Posted in Brake Failure on January 17, 2018
Large trucks are notoriously bad at making short stops. Federal law permits big rigs to weigh as much as 80,000 pounds – about 20 times the weight of the average passenger vehicle. It takes a lot of stopping power to halt 80,000 pounds, especially if the driver is speeding. Sometimes, brakes may give out due to a defective vehicle part or poor truck maintenance. Get the facts on brake failure-related trucking accidents, and who may be liable for damages.
Large commercial trucks use different brake systems than your average car. Passenger vehicles use hydraulic brakes, while tractor-trailers use air brakes. Air brakes operate differently but are typically safer because they can’t leak fluid. Air break systems use compressed air to pump the brakes when the driver hits the pedal. There is a delay from the time the driver hits the pedal to when the truck stops, which is why it’s important not to swerve in front of a large truck and slam on your brakes.
In most truck accident studies, researchers lump brake failures in with “vehicle component failure or degradation.” One National Highway Traffic Safety Administration study found that about 2% of truck crashes, or nearly 44,000 accidents, in 2015 came down to parts failures. Brake-related problems accounted for 22% of vehicle component failure accidents. This means brake failure played a role in about 10,000 accidents in 2015. Brake failures can include brakes that are poorly maintained, out of adjustment, or otherwise not working properly.
Getting to the bottom of a brake-failure related accident takes investigating the state of the braking system, and then identifying who is responsible for the condition. The driver, the cargo-loading company, the trucking company, truck owner-operator, and the brake manufacturer could all face liability for brake failure. Federal laws impose strict regulations for the maintenance and upkeep of commercial truck brakes. If the company in charge of maintaining the fleet fails to abide by these rules, resulting in harmful brake failure, it could face liability for injuries.
The Code of Federal Regulations Section 571.121 establishes standards by which all trucking companies must maintain their braking systems. There are numerous performance standards regarding how quickly air brakes must be able to stop vehicles of certain sizes and weights. Stopping distance requirements for heavy tractor-trailers change according to weight and whether or not the truck is carrying cargo. In general, large trucks must be able to generate a certain amount of braking force based on the weight of the truck.
To keep air brake systems in proper working condition, companies or individuals in charge of truck maintenance should inspect the brakes every day, order repairs as necessary, and replace brake pads when they wear down past the point of providing safe stopping capabilities. This point will depend upon how many miles the truck has traveled, as well as the braking techniques of the driver.
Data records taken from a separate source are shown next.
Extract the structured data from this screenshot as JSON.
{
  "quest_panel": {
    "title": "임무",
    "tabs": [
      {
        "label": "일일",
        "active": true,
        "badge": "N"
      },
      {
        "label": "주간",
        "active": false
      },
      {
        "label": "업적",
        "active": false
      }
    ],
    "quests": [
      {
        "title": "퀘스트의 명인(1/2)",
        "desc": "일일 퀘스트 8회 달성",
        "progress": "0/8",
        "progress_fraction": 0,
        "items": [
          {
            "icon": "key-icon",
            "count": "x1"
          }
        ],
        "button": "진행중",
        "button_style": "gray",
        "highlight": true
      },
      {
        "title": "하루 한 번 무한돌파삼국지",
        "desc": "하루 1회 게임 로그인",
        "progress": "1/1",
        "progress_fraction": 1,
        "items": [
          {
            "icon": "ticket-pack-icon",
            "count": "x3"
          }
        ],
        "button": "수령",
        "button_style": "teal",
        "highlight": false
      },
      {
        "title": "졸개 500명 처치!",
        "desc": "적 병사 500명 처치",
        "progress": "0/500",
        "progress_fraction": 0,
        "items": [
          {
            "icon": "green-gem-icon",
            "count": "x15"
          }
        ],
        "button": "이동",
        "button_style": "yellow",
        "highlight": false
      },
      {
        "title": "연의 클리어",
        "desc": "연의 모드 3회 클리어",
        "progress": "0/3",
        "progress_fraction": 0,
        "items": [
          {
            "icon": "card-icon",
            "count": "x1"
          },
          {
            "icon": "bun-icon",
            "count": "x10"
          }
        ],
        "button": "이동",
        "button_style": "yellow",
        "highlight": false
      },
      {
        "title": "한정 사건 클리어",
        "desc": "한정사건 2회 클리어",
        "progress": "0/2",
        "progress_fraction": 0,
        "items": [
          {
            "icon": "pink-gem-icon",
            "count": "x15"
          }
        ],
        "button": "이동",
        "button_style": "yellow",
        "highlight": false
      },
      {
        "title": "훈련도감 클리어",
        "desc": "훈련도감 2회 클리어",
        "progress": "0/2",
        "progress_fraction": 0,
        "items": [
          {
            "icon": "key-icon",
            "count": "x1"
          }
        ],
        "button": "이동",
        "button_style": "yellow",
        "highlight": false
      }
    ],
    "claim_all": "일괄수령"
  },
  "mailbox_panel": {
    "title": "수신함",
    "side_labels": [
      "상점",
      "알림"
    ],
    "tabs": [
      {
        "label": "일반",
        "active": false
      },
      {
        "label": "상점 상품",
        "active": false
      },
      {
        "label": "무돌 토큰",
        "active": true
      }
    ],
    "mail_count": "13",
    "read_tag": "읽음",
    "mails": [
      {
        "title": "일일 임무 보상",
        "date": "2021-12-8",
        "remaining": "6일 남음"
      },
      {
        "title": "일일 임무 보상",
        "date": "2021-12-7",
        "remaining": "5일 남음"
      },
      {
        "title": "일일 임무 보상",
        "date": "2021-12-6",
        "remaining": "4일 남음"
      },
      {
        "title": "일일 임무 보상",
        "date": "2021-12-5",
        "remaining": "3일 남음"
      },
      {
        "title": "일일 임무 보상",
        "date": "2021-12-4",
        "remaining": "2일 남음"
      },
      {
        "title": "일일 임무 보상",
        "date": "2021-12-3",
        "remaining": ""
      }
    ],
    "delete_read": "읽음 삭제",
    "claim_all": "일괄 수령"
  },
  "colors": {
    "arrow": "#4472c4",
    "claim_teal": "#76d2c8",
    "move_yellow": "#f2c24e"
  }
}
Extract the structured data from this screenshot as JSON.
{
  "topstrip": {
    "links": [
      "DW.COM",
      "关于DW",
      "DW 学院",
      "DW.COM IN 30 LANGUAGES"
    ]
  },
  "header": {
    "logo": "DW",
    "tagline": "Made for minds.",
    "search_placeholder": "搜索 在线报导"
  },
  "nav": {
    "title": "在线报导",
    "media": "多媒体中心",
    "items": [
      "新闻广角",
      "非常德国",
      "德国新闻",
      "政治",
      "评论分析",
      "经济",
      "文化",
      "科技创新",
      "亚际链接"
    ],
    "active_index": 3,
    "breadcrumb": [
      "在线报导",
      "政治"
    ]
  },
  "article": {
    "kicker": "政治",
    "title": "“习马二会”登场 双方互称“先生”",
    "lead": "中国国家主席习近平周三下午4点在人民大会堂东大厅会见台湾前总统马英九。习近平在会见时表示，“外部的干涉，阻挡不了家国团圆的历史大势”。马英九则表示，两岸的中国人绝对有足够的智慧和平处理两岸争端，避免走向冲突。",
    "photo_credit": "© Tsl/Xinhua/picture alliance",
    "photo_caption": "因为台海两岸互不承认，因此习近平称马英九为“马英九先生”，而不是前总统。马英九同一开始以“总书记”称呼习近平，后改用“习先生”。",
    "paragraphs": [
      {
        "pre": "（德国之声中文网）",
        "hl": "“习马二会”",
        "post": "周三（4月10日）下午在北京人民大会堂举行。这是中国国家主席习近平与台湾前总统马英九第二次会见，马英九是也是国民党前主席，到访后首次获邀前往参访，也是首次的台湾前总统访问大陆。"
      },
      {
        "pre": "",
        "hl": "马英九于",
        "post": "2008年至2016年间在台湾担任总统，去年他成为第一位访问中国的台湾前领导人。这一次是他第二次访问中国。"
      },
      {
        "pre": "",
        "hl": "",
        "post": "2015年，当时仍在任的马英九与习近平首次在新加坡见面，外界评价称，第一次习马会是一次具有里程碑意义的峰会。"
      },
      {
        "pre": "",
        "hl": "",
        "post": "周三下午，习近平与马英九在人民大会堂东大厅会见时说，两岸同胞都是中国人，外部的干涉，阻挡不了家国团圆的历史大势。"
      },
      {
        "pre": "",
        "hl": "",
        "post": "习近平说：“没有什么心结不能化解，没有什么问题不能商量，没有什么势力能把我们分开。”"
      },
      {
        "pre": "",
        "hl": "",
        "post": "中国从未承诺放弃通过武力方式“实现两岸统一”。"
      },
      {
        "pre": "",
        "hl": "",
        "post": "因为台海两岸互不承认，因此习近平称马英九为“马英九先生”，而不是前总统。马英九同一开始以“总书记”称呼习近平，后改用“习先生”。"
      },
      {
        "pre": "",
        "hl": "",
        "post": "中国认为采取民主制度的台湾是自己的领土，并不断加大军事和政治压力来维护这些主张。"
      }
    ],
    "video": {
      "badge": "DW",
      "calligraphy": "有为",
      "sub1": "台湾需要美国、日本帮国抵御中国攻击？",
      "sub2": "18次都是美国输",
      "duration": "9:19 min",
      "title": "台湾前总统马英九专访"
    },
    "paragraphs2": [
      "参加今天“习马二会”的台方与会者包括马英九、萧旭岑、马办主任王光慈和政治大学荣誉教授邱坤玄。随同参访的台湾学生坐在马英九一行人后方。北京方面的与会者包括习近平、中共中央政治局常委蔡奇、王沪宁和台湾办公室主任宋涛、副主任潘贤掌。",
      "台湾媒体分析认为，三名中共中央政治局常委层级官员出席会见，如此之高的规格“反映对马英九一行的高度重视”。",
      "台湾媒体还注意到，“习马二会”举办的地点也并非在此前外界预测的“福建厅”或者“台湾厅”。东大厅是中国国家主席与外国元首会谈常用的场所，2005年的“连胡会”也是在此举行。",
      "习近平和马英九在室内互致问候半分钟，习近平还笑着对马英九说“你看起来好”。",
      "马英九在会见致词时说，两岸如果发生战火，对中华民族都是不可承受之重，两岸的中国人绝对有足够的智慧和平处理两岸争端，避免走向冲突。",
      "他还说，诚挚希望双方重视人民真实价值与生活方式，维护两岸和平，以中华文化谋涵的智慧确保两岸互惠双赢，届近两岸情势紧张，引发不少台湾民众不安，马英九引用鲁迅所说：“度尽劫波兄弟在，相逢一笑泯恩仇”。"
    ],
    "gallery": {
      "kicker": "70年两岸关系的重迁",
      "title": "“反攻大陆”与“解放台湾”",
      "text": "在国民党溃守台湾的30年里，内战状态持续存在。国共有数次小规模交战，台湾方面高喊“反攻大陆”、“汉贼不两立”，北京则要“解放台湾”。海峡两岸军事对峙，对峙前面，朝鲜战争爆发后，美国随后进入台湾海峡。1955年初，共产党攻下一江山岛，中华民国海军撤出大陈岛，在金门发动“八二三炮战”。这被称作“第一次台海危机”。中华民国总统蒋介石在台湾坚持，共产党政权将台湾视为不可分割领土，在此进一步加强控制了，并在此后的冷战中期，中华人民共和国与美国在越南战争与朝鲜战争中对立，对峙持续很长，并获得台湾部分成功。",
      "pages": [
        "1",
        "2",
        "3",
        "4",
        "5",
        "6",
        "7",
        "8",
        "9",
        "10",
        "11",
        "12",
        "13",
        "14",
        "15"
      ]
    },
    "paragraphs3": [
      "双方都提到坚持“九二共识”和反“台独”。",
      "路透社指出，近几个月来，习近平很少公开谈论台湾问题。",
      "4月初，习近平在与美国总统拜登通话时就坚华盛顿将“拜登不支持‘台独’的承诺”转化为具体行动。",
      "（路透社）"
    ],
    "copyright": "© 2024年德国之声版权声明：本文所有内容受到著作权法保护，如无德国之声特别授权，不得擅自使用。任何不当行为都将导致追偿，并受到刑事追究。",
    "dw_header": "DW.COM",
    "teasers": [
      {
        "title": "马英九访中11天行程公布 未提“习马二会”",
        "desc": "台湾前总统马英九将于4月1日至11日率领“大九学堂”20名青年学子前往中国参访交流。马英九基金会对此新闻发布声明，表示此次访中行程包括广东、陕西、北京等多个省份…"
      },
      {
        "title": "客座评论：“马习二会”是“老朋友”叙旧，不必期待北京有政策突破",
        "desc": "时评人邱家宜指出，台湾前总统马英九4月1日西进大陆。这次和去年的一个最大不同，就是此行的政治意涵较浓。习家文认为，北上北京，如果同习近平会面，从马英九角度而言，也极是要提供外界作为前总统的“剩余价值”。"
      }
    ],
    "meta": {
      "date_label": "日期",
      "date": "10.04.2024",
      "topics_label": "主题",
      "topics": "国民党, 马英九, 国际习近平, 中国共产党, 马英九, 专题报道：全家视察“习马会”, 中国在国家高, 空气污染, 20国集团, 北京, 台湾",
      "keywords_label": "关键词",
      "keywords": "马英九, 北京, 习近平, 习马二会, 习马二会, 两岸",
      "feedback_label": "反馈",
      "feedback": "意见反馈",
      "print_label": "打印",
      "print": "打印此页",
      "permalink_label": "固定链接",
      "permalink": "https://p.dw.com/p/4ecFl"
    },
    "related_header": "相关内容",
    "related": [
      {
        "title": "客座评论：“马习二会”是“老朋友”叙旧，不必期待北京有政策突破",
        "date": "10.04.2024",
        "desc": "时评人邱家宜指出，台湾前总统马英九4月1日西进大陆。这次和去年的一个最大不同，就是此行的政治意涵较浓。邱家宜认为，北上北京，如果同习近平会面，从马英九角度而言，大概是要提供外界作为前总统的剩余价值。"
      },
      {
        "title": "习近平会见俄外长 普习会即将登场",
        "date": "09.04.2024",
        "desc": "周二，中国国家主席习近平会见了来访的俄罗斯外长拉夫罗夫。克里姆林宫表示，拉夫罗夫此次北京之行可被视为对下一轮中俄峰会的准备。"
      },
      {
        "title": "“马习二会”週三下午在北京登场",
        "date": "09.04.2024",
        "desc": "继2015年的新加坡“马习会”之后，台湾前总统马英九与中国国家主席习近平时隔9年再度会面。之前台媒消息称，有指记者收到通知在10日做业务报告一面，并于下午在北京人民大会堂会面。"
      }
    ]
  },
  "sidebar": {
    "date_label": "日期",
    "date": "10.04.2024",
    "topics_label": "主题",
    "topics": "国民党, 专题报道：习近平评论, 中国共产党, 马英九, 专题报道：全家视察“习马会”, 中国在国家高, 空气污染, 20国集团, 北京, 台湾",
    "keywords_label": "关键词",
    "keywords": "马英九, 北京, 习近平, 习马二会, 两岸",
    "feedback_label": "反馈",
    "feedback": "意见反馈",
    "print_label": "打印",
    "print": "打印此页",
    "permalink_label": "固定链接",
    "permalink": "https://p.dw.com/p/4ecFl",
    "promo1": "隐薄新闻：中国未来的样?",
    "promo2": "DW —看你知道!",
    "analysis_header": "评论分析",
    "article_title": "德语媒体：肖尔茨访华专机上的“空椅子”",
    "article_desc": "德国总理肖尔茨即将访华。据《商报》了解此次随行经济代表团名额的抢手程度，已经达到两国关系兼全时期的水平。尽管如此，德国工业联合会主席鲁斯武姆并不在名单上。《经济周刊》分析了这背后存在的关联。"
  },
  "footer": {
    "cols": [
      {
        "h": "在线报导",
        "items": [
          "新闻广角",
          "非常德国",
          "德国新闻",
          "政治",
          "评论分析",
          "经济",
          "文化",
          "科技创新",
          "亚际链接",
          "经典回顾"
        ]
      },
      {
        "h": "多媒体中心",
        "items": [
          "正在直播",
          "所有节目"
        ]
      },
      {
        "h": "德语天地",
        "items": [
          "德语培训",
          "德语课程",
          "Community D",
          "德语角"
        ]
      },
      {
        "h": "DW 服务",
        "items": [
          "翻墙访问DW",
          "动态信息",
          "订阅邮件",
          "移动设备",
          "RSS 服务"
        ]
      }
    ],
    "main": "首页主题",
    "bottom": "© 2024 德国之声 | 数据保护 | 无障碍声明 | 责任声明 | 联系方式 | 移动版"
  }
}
Generally, a big rig requires brake services every 250,000 to 300,000 miles. Regular inspections are critical for safe brake system maintenance. If a company fails to inspect, repair, clean, maintain, and replace brakes as described by federal law, resulting in a crash, the company could be liable for damages.
If you or loved one was injured or killed in a truck accident because of faulty truck brakes, we can help! Contact the Georgia truck accident lawyers at Butler Wooten & Peak, LLP for a free consultation about your case today! (800) 242-2962